Problem details: Every line of the material that holds "fraction" should be counted; give the number and nothing more.

Data:
=== Begin Enclosure ===

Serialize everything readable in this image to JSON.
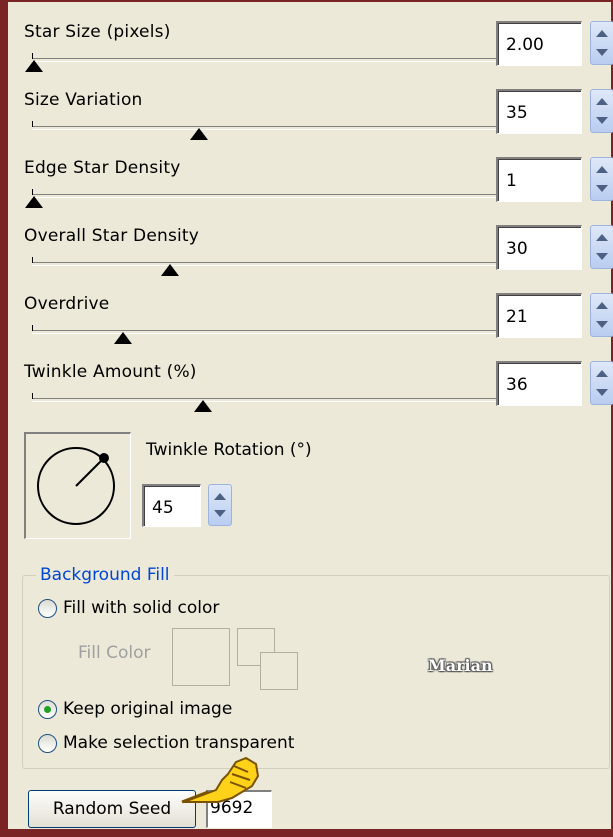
{
  "params": [
    {
      "label": "Star Size (pixels)",
      "value": "2.00",
      "fraction": 0.0
    },
    {
      "label": "Size Variation",
      "value": "35",
      "fraction": 0.35
    },
    {
      "label": "Edge Star Density",
      "value": "1",
      "fraction": 0.0
    },
    {
      "label": "Overall Star Density",
      "value": "30",
      "fraction": 0.29
    },
    {
      "label": "Overdrive",
      "value": "21",
      "fraction": 0.19
    },
    {
      "label": "Twinkle Amount (%)",
      "value": "36",
      "fraction": 0.36
    }
  ],
  "twinkle_rotation": {
    "label": "Twinkle Rotation (°)",
    "value": "45"
  },
  "background_fill": {
    "title": "Background Fill",
    "options": [
      {
        "label": "Fill with solid color",
        "checked": false
      },
      {
        "label": "Keep original image",
        "checked": true
      },
      {
        "label": "Make selection transparent",
        "checked": false
      }
    ],
    "fill_color_label": "Fill Color"
  },
  "watermark": "Marian",
  "random_seed": {
    "button_label": "Random Seed",
    "value": "9692"
  },
  "colors": {
    "accent": "#0046d5",
    "frame": "#7a2426",
    "background": "#ece9d8"
  }
}
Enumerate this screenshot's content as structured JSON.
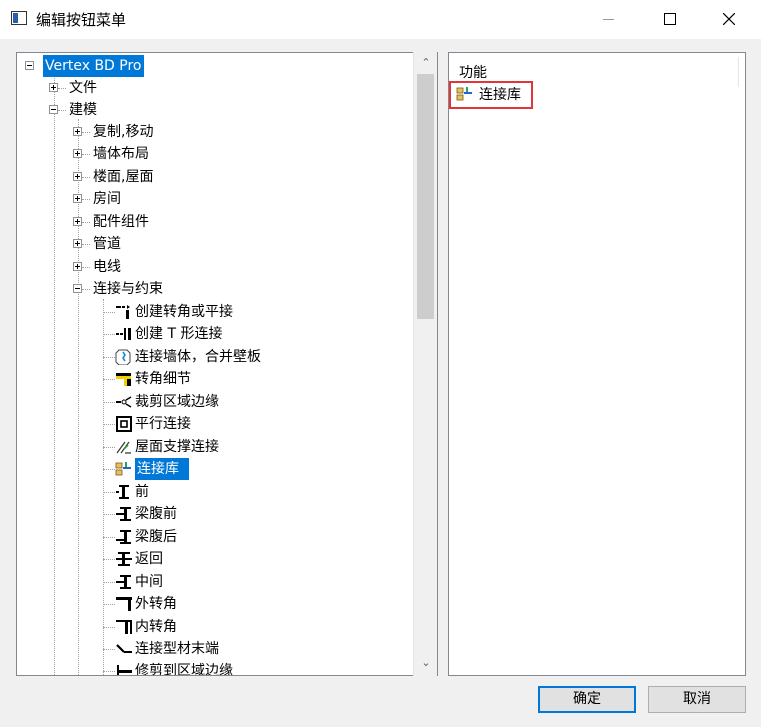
{
  "window": {
    "title": "编辑按钮菜单"
  },
  "tree": {
    "root": "Vertex BD Pro",
    "items": [
      {
        "label": "文件",
        "icon": "plus-expander"
      },
      {
        "label": "建模",
        "icon": "minus-expander"
      },
      {
        "label": "复制,移动",
        "icon": "plus-expander"
      },
      {
        "label": "墙体布局",
        "icon": "plus-expander"
      },
      {
        "label": "楼面,屋面",
        "icon": "plus-expander"
      },
      {
        "label": "房间",
        "icon": "plus-expander"
      },
      {
        "label": "配件组件",
        "icon": "plus-expander"
      },
      {
        "label": "管道",
        "icon": "plus-expander"
      },
      {
        "label": "电线",
        "icon": "plus-expander"
      },
      {
        "label": "连接与约束",
        "icon": "minus-expander"
      },
      {
        "label": "创建转角或平接",
        "icon": "corner-join-icon"
      },
      {
        "label": "创建 T 形连接",
        "icon": "t-join-icon"
      },
      {
        "label": "连接墙体，合并壁板",
        "icon": "wall-connect-icon"
      },
      {
        "label": "转角细节",
        "icon": "corner-detail-icon"
      },
      {
        "label": "裁剪区域边缘",
        "icon": "trim-edge-icon"
      },
      {
        "label": "平行连接",
        "icon": "parallel-join-icon"
      },
      {
        "label": "屋面支撑连接",
        "icon": "roof-support-icon"
      },
      {
        "label": "连接库",
        "icon": "connection-library-icon"
      },
      {
        "label": "前",
        "icon": "front-icon"
      },
      {
        "label": "梁腹前",
        "icon": "web-front-icon"
      },
      {
        "label": "梁腹后",
        "icon": "web-back-icon"
      },
      {
        "label": "返回",
        "icon": "back-icon"
      },
      {
        "label": "中间",
        "icon": "middle-icon"
      },
      {
        "label": "外转角",
        "icon": "outer-corner-icon"
      },
      {
        "label": "内转角",
        "icon": "inner-corner-icon"
      },
      {
        "label": "连接型材末端",
        "icon": "profile-end-icon"
      },
      {
        "label": "修剪到区域边缘",
        "icon": "trim-to-edge-icon"
      }
    ]
  },
  "list": {
    "header": "功能",
    "items": [
      {
        "label": "连接库",
        "icon": "connection-library-icon"
      }
    ]
  },
  "buttons": {
    "ok": "确定",
    "cancel": "取消"
  }
}
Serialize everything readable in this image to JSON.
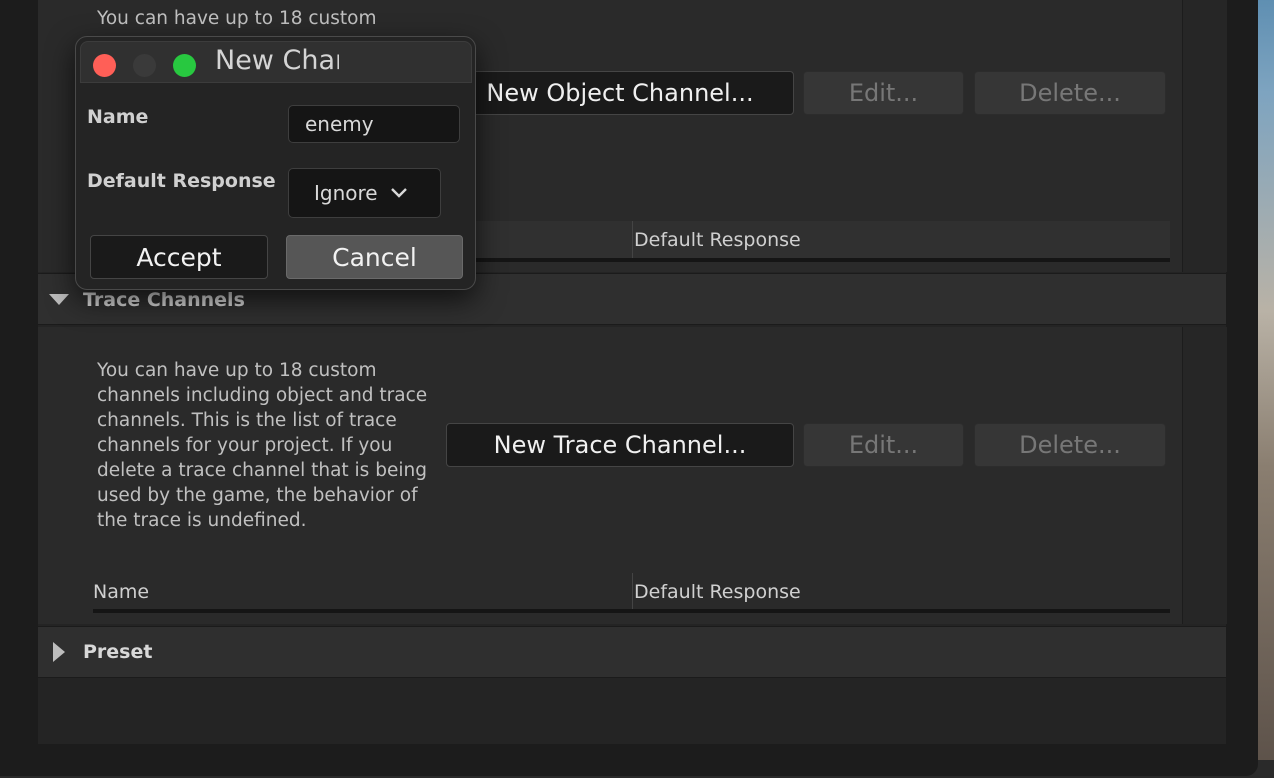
{
  "object_channels": {
    "description": "You can have up to 18 custom",
    "new_button": "New Object Channel...",
    "edit_button": "Edit...",
    "delete_button": "Delete...",
    "col_response": "Default Response"
  },
  "trace_channels": {
    "title": "Trace Channels",
    "description": "You can have up to 18 custom channels including object and trace channels. This is the list of trace channels for your project. If you delete a trace channel that is being used by the game, the behavior of the trace is undefined.",
    "new_button": "New Trace Channel...",
    "edit_button": "Edit...",
    "delete_button": "Delete...",
    "col_name": "Name",
    "col_response": "Default Response"
  },
  "preset": {
    "title": "Preset"
  },
  "dialog": {
    "title": "New Chan",
    "name_label": "Name",
    "name_value": "enemy",
    "response_label": "Default Response",
    "response_value": "Ignore",
    "accept_button": "Accept",
    "cancel_button": "Cancel",
    "traffic_lights": {
      "close": "#ff5f57",
      "minimize": "#3a3a3a",
      "zoom": "#28c840"
    }
  }
}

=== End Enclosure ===

The answer: 6